(Problem description)
The answer should be a number alone: the count of lines in the listing below that include "data".

■ ■ ■ ■

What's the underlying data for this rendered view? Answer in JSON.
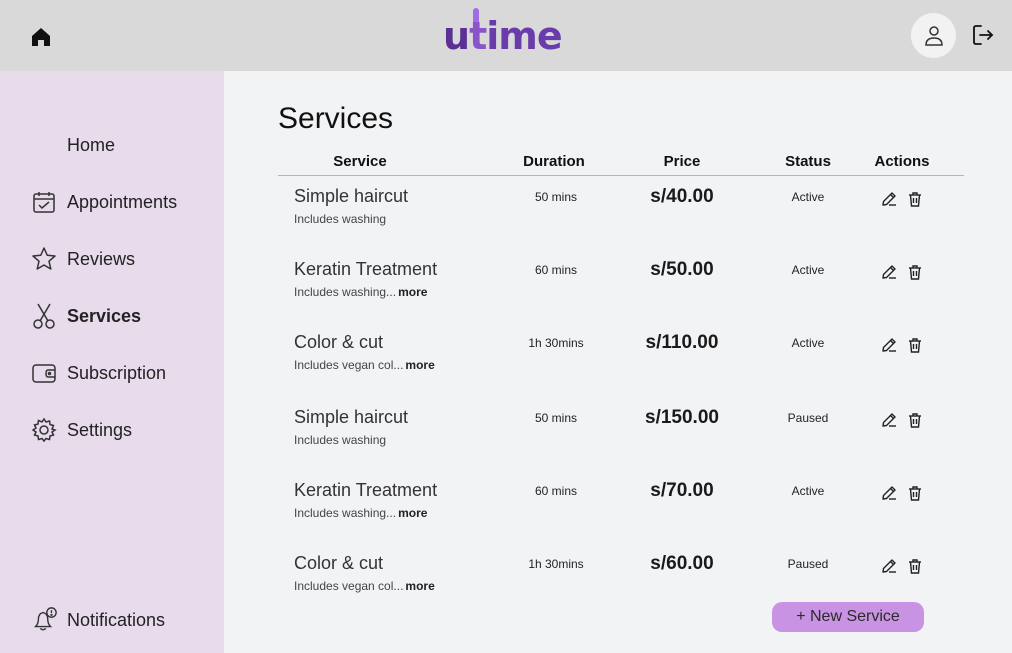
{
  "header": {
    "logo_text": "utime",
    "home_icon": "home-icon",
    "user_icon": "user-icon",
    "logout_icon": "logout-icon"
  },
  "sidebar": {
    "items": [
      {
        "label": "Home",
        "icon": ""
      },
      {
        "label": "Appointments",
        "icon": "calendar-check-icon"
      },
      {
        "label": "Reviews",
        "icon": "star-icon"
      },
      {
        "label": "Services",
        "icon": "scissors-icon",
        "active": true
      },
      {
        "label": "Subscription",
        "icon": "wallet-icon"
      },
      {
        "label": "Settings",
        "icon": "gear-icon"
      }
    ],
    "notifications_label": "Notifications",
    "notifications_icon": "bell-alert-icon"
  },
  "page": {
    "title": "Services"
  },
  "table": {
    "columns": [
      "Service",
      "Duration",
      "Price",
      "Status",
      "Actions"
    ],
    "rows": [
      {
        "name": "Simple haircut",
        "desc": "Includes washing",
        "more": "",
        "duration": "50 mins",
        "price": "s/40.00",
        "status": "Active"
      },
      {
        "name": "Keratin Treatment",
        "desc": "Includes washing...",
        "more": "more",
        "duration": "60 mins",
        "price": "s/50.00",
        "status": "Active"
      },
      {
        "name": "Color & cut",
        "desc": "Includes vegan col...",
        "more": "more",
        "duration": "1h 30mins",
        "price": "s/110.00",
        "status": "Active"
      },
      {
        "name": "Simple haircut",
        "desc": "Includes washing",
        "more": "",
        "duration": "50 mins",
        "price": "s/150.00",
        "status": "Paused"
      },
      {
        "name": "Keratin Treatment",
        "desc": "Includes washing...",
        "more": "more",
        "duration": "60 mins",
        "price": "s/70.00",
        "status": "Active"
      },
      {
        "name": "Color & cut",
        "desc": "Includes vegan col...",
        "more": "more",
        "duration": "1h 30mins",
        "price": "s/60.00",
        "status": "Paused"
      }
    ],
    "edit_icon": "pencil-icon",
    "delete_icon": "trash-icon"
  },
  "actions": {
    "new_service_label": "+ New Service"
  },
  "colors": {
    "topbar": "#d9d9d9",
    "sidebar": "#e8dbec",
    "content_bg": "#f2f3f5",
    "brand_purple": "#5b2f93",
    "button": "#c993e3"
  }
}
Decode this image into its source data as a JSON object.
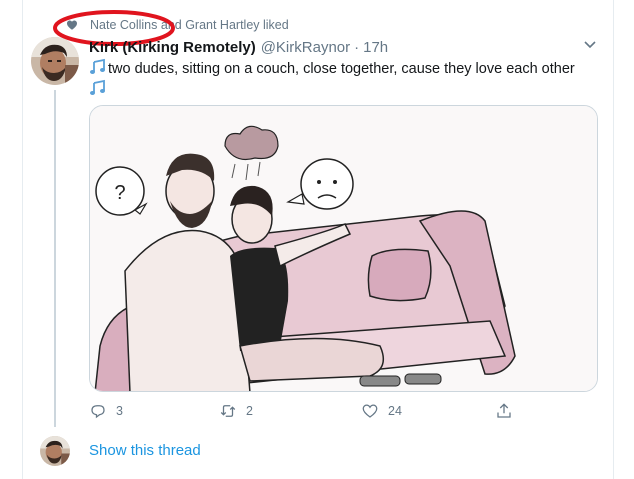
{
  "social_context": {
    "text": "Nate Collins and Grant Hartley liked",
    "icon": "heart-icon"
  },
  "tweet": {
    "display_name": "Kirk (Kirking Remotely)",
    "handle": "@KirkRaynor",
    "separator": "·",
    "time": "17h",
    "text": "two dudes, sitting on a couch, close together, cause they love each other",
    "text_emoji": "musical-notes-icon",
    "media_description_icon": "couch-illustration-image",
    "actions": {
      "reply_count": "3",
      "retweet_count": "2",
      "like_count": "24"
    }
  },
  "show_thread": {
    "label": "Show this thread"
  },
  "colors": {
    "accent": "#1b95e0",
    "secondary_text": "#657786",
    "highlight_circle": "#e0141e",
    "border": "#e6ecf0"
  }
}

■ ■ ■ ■

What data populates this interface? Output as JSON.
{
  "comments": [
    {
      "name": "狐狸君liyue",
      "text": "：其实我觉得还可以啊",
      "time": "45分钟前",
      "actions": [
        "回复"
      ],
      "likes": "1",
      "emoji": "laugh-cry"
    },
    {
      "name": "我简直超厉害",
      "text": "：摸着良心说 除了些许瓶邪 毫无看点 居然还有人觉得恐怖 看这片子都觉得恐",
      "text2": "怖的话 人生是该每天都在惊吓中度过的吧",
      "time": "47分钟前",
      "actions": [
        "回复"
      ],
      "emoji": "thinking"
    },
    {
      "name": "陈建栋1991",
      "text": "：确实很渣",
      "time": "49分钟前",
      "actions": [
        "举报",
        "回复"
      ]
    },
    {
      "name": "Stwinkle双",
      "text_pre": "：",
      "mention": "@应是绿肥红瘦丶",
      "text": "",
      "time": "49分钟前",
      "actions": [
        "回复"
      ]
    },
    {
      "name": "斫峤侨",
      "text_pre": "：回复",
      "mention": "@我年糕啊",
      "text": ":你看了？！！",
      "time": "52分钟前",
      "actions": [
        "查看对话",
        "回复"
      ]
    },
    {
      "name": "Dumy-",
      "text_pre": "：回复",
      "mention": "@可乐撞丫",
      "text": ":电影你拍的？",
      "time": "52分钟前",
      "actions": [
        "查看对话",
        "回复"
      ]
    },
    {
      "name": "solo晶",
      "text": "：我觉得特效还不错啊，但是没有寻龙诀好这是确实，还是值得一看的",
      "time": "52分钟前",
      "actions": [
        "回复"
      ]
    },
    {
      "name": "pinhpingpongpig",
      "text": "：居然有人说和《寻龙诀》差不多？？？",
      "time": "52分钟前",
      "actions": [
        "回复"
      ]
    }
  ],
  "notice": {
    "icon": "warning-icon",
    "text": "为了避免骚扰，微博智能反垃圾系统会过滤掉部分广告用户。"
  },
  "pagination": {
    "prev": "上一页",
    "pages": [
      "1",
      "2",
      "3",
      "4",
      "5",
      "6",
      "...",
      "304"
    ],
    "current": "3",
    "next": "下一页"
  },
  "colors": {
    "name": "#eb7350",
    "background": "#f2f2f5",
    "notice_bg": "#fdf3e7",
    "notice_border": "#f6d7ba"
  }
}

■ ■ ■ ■

(Worked solution)
3